### AIM OF THE TASK:
Print each entry in full, word for word, with no pictures in the result.

(Interface dataset entries)
= = = = =

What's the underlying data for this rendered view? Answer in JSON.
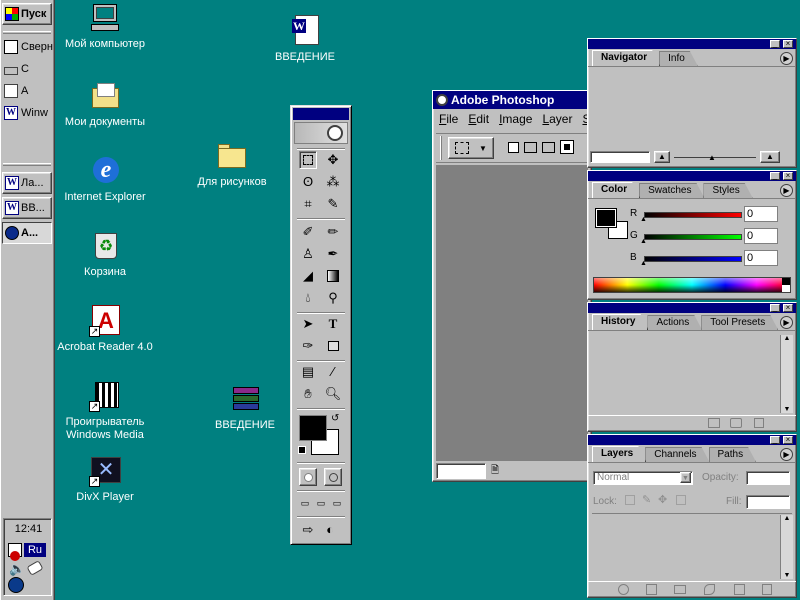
{
  "taskbar": {
    "start_label": "Пуск",
    "quick_launch": [
      {
        "label": "Сверн"
      },
      {
        "label": "С"
      },
      {
        "label": "А"
      },
      {
        "label": "Winw"
      }
    ],
    "tasks": [
      {
        "label": "Ла..."
      },
      {
        "label": "ВВ..."
      },
      {
        "label": "А..."
      }
    ],
    "clock": "12:41",
    "lang": "Ru"
  },
  "desktop_icons": [
    {
      "label": "Мой компьютер",
      "icon": "my-computer-icon"
    },
    {
      "label": "Мои документы",
      "icon": "my-documents-icon"
    },
    {
      "label": "Internet Explorer",
      "icon": "internet-explorer-icon"
    },
    {
      "label": "Корзина",
      "icon": "recycle-bin-icon"
    },
    {
      "label": "Acrobat Reader 4.0",
      "icon": "acrobat-icon"
    },
    {
      "label": "Проигрыватель Windows Media",
      "icon": "media-player-icon"
    },
    {
      "label": "DivX Player",
      "icon": "divx-icon"
    },
    {
      "label": "ВВЕДЕНИЕ",
      "icon": "word-document-icon"
    },
    {
      "label": "Для рисунков",
      "icon": "folder-icon"
    },
    {
      "label": "ВВЕДЕНИЕ",
      "icon": "winrar-icon"
    }
  ],
  "photoshop": {
    "title": "Adobe Photoshop",
    "menu": [
      "File",
      "Edit",
      "Image",
      "Layer",
      "S"
    ]
  },
  "palettes": {
    "navigator": {
      "tabs": [
        "Navigator",
        "Info"
      ]
    },
    "color": {
      "tabs": [
        "Color",
        "Swatches",
        "Styles"
      ],
      "channels": [
        {
          "label": "R",
          "value": "0"
        },
        {
          "label": "G",
          "value": "0"
        },
        {
          "label": "B",
          "value": "0"
        }
      ]
    },
    "history": {
      "tabs": [
        "History",
        "Actions",
        "Tool Presets"
      ]
    },
    "layers": {
      "tabs": [
        "Layers",
        "Channels",
        "Paths"
      ],
      "blend_mode": "Normal",
      "opacity_label": "Opacity:",
      "lock_label": "Lock:",
      "fill_label": "Fill:"
    }
  },
  "colors": {
    "desktop": "#008080",
    "title_active": "#000080"
  }
}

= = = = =

### RESPONSE TO THE EXERCISE:
What's the underlying data for this rendered view? Answer in JSON.
{
  "taskbar": {
    "start_label": "Пуск",
    "quick_launch": [
      {
        "label": "Сверн"
      },
      {
        "label": "С"
      },
      {
        "label": "А"
      },
      {
        "label": "Winw"
      }
    ],
    "tasks": [
      {
        "label": "Ла..."
      },
      {
        "label": "ВВ..."
      },
      {
        "label": "А..."
      }
    ],
    "clock": "12:41",
    "lang": "Ru"
  },
  "desktop_icons": [
    {
      "label": "Мой компьютер",
      "icon": "my-computer-icon"
    },
    {
      "label": "Мои документы",
      "icon": "my-documents-icon"
    },
    {
      "label": "Internet Explorer",
      "icon": "internet-explorer-icon"
    },
    {
      "label": "Корзина",
      "icon": "recycle-bin-icon"
    },
    {
      "label": "Acrobat Reader 4.0",
      "icon": "acrobat-icon"
    },
    {
      "label": "Проигрыватель Windows Media",
      "icon": "media-player-icon"
    },
    {
      "label": "DivX Player",
      "icon": "divx-icon"
    },
    {
      "label": "ВВЕДЕНИЕ",
      "icon": "word-document-icon"
    },
    {
      "label": "Для рисунков",
      "icon": "folder-icon"
    },
    {
      "label": "ВВЕДЕНИЕ",
      "icon": "winrar-icon"
    }
  ],
  "photoshop": {
    "title": "Adobe Photoshop",
    "menu": [
      "File",
      "Edit",
      "Image",
      "Layer",
      "S"
    ]
  },
  "palettes": {
    "navigator": {
      "tabs": [
        "Navigator",
        "Info"
      ]
    },
    "color": {
      "tabs": [
        "Color",
        "Swatches",
        "Styles"
      ],
      "channels": [
        {
          "label": "R",
          "value": "0"
        },
        {
          "label": "G",
          "value": "0"
        },
        {
          "label": "B",
          "value": "0"
        }
      ]
    },
    "history": {
      "tabs": [
        "History",
        "Actions",
        "Tool Presets"
      ]
    },
    "layers": {
      "tabs": [
        "Layers",
        "Channels",
        "Paths"
      ],
      "blend_mode": "Normal",
      "opacity_label": "Opacity:",
      "lock_label": "Lock:",
      "fill_label": "Fill:"
    }
  },
  "colors": {
    "desktop": "#008080",
    "title_active": "#000080"
  }
}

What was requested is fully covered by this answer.